Heating, Ventilating, and Air Conditioning (HVAC): Maintaining the environment involves maintenance of the heating, ventilating, and air conditioning (HVAC) mechanisms. This is vital in computer and server rooms, which should be kept to a temperature of 60 – 75 degrees Fahrenheit or 15 – 23 degrees Celsius, and the humidity should be sustained between 40 and 60 percent. The humidity level is significant in these rooms as high humidity can cause corrosion, and excessively low humidity can cause static electricity.
Water: Physical security policies should be able to deal with water leakage even if they are not a common occurrence. Water leaks can cause extensive damage to electronic equipment, especially while they are operating. Also, running electricity that is exposed to water presents a serious risk of electrocution to personnel. It’s important to locate server rooms away from a water source if possible. Water detection circuits can also be installed on the floor around mission-critical systems. These circuits will trigger an alarm if water is encroached upon the equipment. In addition to monitoring water leaks, the facility’s capacity to withstand severe rain or flooding should also be evaluated.
Fire Detection and Fire Suppression: Fire is a serious risk in environments that have a lot of electronic equipment. Fire detection and fire suppression systems must be installed to preserve the safety of personnel as well as the electronic equipment. Along with the protection of human life, fire detection and suppression diminishes damage caused by fire, smoke, heat, and suppression materials, especially with IT infrastructure. One of the main elements of fire control is awareness training for personnel. Those in training should know the use and location of fire suppression mechanisms in the facility, as well as designated evacuation routes. Other details that can be included in fire response training:
- cardiopulmonary resuscitation (CPR) training
- emergency shutdown procedures
- pre-established rendezvous location or safety verification mechanism
Addressing fire detection and suppression also entails reviewing the possible contamination and damage caused by a fire. The destructive elements of a fire include smoke and heat, but also include the suppression material, such as water or soda acid. Smoke is damaging to most storage devices; heat can impact any electronic or computer component. Suppression mediums can cause short circuits, initiate corrosion, or otherwise render equipment useless. All of these potentials must be addressed when designing a fire response system.

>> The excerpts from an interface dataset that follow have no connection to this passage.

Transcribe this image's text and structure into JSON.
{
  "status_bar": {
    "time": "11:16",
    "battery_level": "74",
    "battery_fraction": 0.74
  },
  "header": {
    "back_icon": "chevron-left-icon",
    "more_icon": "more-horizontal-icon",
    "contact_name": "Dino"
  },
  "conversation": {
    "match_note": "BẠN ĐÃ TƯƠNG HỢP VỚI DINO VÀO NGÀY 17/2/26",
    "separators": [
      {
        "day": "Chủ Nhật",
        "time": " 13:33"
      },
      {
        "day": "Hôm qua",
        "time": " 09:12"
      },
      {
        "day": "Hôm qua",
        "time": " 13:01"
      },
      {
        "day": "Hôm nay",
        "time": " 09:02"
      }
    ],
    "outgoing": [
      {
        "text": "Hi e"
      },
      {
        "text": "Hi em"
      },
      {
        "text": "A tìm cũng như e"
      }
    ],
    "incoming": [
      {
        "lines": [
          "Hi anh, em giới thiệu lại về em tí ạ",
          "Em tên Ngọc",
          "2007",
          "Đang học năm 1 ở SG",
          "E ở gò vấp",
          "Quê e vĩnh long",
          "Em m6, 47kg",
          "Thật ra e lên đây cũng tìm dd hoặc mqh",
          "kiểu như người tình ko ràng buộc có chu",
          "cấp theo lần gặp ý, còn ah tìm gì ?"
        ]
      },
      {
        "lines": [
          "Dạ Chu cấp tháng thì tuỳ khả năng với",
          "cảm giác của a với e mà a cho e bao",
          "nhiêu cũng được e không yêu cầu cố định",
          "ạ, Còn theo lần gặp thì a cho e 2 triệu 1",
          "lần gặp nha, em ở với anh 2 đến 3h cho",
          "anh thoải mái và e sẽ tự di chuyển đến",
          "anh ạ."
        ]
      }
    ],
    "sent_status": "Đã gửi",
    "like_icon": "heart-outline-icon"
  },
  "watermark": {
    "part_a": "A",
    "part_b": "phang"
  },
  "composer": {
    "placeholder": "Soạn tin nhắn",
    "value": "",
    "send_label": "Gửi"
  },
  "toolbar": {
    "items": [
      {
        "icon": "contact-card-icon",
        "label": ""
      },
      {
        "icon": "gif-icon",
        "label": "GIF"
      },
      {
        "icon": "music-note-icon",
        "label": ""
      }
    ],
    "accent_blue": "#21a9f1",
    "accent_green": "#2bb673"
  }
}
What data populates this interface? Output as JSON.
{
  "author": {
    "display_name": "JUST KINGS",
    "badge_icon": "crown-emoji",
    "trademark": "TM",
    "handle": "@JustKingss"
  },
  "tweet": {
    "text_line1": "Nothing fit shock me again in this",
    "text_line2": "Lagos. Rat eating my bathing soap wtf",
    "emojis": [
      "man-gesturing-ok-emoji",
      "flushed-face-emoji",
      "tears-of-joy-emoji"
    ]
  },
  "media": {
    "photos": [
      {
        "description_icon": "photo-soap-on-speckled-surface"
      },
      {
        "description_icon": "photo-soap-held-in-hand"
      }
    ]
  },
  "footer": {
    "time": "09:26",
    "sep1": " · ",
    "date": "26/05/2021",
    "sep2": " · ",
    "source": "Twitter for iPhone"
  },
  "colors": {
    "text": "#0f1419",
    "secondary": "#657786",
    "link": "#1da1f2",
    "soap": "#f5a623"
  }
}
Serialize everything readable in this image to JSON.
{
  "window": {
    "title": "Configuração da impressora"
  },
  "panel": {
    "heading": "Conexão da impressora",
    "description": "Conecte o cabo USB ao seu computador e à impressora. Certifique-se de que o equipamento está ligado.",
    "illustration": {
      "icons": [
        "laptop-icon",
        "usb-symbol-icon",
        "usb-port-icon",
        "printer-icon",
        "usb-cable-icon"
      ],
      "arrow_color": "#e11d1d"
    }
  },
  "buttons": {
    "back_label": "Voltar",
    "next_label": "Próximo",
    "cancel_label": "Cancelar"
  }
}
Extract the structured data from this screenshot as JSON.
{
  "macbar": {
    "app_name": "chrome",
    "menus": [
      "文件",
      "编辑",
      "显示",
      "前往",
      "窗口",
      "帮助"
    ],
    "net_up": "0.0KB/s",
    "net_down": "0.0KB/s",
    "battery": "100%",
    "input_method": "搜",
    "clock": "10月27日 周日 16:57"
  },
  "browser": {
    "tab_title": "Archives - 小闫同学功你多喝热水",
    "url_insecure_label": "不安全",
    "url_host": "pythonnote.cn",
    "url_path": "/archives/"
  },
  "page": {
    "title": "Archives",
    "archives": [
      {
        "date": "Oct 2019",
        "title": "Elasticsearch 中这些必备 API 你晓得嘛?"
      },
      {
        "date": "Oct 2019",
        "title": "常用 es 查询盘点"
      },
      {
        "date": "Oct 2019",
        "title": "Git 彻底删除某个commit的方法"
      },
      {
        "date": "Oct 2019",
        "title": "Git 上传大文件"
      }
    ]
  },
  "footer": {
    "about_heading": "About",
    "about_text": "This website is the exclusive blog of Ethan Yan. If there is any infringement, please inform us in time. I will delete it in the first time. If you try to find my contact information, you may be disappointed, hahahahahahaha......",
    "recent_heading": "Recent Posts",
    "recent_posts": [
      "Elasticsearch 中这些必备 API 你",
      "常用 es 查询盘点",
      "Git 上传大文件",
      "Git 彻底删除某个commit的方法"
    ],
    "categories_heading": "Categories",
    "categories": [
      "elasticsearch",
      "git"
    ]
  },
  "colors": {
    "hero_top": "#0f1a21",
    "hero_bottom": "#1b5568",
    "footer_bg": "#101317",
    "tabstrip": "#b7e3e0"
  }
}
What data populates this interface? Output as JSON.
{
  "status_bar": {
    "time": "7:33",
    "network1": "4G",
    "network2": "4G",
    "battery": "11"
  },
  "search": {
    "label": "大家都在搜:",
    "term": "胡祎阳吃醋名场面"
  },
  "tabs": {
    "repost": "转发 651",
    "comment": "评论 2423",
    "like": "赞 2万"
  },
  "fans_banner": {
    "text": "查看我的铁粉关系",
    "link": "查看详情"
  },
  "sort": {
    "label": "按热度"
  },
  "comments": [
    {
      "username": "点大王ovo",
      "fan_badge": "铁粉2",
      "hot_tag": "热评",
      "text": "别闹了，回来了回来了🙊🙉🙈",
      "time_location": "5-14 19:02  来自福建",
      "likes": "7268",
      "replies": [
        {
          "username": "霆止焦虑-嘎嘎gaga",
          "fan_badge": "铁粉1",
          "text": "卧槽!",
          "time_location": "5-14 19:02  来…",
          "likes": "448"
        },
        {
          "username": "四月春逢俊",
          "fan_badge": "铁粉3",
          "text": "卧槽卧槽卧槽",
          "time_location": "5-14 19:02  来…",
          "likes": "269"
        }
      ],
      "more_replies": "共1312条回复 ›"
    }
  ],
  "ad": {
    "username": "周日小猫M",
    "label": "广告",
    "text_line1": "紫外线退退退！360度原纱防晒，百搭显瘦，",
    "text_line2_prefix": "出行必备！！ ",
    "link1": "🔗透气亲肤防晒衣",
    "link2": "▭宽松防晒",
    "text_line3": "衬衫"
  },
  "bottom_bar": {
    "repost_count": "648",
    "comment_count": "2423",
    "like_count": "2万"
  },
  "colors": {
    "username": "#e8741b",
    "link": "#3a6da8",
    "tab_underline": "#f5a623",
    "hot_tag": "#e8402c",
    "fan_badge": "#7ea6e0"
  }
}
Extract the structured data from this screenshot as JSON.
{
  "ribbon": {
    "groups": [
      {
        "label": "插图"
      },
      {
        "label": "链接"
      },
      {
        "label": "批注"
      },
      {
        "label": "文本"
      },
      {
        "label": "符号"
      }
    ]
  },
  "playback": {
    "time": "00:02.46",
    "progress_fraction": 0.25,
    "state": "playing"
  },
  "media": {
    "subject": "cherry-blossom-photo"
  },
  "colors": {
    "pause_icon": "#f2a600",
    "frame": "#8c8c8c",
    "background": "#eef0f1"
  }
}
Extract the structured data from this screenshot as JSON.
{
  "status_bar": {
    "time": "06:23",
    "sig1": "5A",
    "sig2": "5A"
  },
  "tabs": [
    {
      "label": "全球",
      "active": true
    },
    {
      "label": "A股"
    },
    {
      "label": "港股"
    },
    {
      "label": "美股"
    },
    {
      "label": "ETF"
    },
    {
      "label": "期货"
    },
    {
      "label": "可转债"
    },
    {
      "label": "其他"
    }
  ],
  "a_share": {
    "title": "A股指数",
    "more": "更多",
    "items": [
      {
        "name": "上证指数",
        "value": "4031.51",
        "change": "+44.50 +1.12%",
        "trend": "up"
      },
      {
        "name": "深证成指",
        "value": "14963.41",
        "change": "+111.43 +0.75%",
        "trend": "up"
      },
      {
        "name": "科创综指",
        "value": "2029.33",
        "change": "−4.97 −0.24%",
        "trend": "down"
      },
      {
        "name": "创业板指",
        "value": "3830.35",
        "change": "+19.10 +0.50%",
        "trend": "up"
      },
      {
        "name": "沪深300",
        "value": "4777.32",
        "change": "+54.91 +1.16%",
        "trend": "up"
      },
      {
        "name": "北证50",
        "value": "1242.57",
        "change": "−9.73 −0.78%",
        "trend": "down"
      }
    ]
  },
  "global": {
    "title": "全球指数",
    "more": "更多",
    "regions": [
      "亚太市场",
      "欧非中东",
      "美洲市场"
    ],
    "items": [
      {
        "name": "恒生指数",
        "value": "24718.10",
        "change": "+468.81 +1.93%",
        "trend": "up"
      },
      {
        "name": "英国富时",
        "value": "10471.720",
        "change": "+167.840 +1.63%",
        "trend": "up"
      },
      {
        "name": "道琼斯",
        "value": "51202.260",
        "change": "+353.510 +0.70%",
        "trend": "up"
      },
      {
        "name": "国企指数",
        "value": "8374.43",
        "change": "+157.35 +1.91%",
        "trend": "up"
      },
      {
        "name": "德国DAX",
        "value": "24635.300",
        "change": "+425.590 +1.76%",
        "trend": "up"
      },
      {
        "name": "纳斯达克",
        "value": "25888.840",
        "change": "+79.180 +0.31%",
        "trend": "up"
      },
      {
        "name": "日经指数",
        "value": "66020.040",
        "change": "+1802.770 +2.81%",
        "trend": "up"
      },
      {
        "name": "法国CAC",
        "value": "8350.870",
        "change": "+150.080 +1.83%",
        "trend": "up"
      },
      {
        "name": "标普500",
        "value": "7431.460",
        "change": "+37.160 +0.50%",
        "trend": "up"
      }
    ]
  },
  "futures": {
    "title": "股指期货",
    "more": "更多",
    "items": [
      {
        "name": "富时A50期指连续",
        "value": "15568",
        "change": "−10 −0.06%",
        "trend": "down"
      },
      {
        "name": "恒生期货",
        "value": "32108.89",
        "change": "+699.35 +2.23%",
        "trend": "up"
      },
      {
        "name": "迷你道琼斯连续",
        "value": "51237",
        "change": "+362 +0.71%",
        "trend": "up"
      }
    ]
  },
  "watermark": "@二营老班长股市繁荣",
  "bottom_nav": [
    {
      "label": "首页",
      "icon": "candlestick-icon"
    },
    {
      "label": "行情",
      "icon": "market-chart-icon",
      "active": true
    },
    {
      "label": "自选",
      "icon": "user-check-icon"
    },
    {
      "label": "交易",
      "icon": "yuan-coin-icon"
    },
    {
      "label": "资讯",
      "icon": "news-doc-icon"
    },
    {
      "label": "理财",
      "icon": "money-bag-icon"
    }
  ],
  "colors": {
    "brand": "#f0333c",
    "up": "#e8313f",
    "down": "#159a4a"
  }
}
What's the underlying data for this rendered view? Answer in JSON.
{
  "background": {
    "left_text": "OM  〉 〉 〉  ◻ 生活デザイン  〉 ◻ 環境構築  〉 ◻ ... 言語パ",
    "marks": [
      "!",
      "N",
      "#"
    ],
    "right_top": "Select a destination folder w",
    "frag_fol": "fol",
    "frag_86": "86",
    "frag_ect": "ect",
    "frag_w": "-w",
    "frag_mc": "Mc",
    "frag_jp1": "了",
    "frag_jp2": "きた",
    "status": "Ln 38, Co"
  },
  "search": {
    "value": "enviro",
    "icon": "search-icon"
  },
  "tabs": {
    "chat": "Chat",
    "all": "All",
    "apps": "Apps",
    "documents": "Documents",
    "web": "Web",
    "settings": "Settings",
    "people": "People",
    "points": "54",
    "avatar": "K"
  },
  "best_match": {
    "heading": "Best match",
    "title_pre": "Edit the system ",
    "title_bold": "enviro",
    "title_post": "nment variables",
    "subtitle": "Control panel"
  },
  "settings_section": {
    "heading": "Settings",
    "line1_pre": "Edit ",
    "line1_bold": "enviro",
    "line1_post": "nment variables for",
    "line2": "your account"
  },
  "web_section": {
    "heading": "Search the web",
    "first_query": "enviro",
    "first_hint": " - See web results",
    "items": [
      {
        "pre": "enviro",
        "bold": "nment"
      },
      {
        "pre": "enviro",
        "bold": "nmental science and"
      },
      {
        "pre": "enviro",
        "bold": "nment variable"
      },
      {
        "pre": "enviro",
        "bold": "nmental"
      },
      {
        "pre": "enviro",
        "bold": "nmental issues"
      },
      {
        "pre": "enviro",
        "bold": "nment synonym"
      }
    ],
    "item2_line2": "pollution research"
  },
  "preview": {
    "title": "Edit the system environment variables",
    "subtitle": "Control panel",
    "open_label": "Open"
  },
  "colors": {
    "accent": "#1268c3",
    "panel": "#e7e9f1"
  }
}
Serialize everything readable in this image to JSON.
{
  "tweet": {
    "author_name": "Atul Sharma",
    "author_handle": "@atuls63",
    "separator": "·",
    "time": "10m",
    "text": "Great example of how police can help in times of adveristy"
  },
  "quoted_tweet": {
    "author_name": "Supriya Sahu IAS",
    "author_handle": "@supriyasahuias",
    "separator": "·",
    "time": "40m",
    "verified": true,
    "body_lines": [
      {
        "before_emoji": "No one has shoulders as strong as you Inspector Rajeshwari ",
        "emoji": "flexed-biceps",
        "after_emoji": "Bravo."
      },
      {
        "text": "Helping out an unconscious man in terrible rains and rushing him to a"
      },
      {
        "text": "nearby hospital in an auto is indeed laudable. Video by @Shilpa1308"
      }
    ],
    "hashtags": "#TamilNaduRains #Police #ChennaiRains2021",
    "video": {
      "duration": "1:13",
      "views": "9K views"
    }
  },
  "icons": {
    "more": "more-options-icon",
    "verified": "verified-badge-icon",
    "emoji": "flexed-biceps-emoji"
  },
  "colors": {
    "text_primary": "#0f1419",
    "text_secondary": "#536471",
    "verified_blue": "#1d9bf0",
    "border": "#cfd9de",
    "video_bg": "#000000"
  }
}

Fire Detection Systems: Installing an automated detection and suppression system is vital to efficiently protecting a facility from fire. There are several types of fire detection systems: Fixed temperature detection systems that trigger suppression when a certain temperature is reached. Rate of rise temperature detection systems trigger suppression when the speed at which the temperature changes reaches a critical level. Flame actuated systems trigger suppression based on the infrared energy of flames. Smoke actuated systems trigger suppression based on photoelectric or radioactive ionization sensors. Most of these fire detection systems can be hooked into fire response service notification mechanisms. When suppression is triggered, these linked systems will alert the local fire responders and request aid using an automated message or alarm.